**Work item**. Make an exact copy of all the entries shown below.

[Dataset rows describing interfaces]
<<<<
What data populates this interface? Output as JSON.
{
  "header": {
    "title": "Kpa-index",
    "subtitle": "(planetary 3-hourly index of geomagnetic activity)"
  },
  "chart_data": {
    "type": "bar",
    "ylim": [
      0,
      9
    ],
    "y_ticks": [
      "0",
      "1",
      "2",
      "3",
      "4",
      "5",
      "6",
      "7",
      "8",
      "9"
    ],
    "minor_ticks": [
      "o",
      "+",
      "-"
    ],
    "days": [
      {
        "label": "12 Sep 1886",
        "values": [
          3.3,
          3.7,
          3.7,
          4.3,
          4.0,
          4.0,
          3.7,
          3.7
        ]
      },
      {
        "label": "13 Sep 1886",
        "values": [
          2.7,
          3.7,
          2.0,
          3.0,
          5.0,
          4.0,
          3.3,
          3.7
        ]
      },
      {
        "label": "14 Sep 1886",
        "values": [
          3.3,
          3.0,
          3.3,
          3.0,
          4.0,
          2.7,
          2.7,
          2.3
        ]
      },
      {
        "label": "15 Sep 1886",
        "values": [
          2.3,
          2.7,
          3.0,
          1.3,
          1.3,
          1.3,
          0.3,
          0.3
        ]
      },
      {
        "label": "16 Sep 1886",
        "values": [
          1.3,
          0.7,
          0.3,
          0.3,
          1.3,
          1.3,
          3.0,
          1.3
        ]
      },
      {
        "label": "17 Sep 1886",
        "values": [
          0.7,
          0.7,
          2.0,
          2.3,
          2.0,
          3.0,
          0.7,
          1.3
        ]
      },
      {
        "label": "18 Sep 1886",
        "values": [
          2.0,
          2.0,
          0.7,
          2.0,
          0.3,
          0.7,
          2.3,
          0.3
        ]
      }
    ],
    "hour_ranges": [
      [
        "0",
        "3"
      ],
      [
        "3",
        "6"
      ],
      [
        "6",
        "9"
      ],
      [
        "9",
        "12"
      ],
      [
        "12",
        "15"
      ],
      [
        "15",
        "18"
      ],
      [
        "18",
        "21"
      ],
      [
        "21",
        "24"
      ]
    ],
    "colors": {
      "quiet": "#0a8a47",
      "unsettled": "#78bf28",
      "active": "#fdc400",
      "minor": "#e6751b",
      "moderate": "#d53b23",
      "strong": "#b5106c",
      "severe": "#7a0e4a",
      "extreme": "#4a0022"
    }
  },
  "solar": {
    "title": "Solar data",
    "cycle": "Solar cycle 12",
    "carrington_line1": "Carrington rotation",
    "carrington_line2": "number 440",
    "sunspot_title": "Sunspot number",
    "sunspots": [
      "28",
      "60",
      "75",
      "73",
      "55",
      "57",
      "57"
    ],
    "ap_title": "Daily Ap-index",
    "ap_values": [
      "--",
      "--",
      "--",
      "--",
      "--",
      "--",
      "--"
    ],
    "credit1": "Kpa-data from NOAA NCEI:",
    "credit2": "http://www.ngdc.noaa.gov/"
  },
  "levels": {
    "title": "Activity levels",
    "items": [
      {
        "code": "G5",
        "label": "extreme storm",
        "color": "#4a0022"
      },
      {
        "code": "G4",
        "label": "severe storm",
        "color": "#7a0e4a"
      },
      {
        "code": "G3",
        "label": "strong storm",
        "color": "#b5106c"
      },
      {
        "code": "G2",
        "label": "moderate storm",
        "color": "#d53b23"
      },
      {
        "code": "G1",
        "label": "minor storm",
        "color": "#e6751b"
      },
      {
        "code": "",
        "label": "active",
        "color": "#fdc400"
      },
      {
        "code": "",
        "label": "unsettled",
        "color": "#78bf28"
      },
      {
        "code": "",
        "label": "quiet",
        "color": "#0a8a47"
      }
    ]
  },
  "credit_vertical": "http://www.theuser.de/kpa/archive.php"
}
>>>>
**Exercise answer**.
What data populates this interface? Output as JSON.
{
  "header": {
    "title": "Kpa-index",
    "subtitle": "(planetary 3-hourly index of geomagnetic activity)"
  },
  "chart_data": {
    "type": "bar",
    "ylim": [
      0,
      9
    ],
    "y_ticks": [
      "0",
      "1",
      "2",
      "3",
      "4",
      "5",
      "6",
      "7",
      "8",
      "9"
    ],
    "minor_ticks": [
      "o",
      "+",
      "-"
    ],
    "days": [
      {
        "label": "12 Sep 1886",
        "values": [
          3.3,
          3.7,
          3.7,
          4.3,
          4.0,
          4.0,
          3.7,
          3.7
        ]
      },
      {
        "label": "13 Sep 1886",
        "values": [
          2.7,
          3.7,
          2.0,
          3.0,
          5.0,
          4.0,
          3.3,
          3.7
        ]
      },
      {
        "label": "14 Sep 1886",
        "values": [
          3.3,
          3.0,
          3.3,
          3.0,
          4.0,
          2.7,
          2.7,
          2.3
        ]
      },
      {
        "label": "15 Sep 1886",
        "values": [
          2.3,
          2.7,
          3.0,
          1.3,
          1.3,
          1.3,
          0.3,
          0.3
        ]
      },
      {
        "label": "16 Sep 1886",
        "values": [
          1.3,
          0.7,
          0.3,
          0.3,
          1.3,
          1.3,
          3.0,
          1.3
        ]
      },
      {
        "label": "17 Sep 1886",
        "values": [
          0.7,
          0.7,
          2.0,
          2.3,
          2.0,
          3.0,
          0.7,
          1.3
        ]
      },
      {
        "label": "18 Sep 1886",
        "values": [
          2.0,
          2.0,
          0.7,
          2.0,
          0.3,
          0.7,
          2.3,
          0.3
        ]
      }
    ],
    "hour_ranges": [
      [
        "0",
        "3"
      ],
      [
        "3",
        "6"
      ],
      [
        "6",
        "9"
      ],
      [
        "9",
        "12"
      ],
      [
        "12",
        "15"
      ],
      [
        "15",
        "18"
      ],
      [
        "18",
        "21"
      ],
      [
        "21",
        "24"
      ]
    ],
    "colors": {
      "quiet": "#0a8a47",
      "unsettled": "#78bf28",
      "active": "#fdc400",
      "minor": "#e6751b",
      "moderate": "#d53b23",
      "strong": "#b5106c",
      "severe": "#7a0e4a",
      "extreme": "#4a0022"
    }
  },
  "solar": {
    "title": "Solar data",
    "cycle": "Solar cycle 12",
    "carrington_line1": "Carrington rotation",
    "carrington_line2": "number 440",
    "sunspot_title": "Sunspot number",
    "sunspots": [
      "28",
      "60",
      "75",
      "73",
      "55",
      "57",
      "57"
    ],
    "ap_title": "Daily Ap-index",
    "ap_values": [
      "--",
      "--",
      "--",
      "--",
      "--",
      "--",
      "--"
    ],
    "credit1": "Kpa-data from NOAA NCEI:",
    "credit2": "http://www.ngdc.noaa.gov/"
  },
  "levels": {
    "title": "Activity levels",
    "items": [
      {
        "code": "G5",
        "label": "extreme storm",
        "color": "#4a0022"
      },
      {
        "code": "G4",
        "label": "severe storm",
        "color": "#7a0e4a"
      },
      {
        "code": "G3",
        "label": "strong storm",
        "color": "#b5106c"
      },
      {
        "code": "G2",
        "label": "moderate storm",
        "color": "#d53b23"
      },
      {
        "code": "G1",
        "label": "minor storm",
        "color": "#e6751b"
      },
      {
        "code": "",
        "label": "active",
        "color": "#fdc400"
      },
      {
        "code": "",
        "label": "unsettled",
        "color": "#78bf28"
      },
      {
        "code": "",
        "label": "quiet",
        "color": "#0a8a47"
      }
    ]
  },
  "credit_vertical": "http://www.theuser.de/kpa/archive.php"
}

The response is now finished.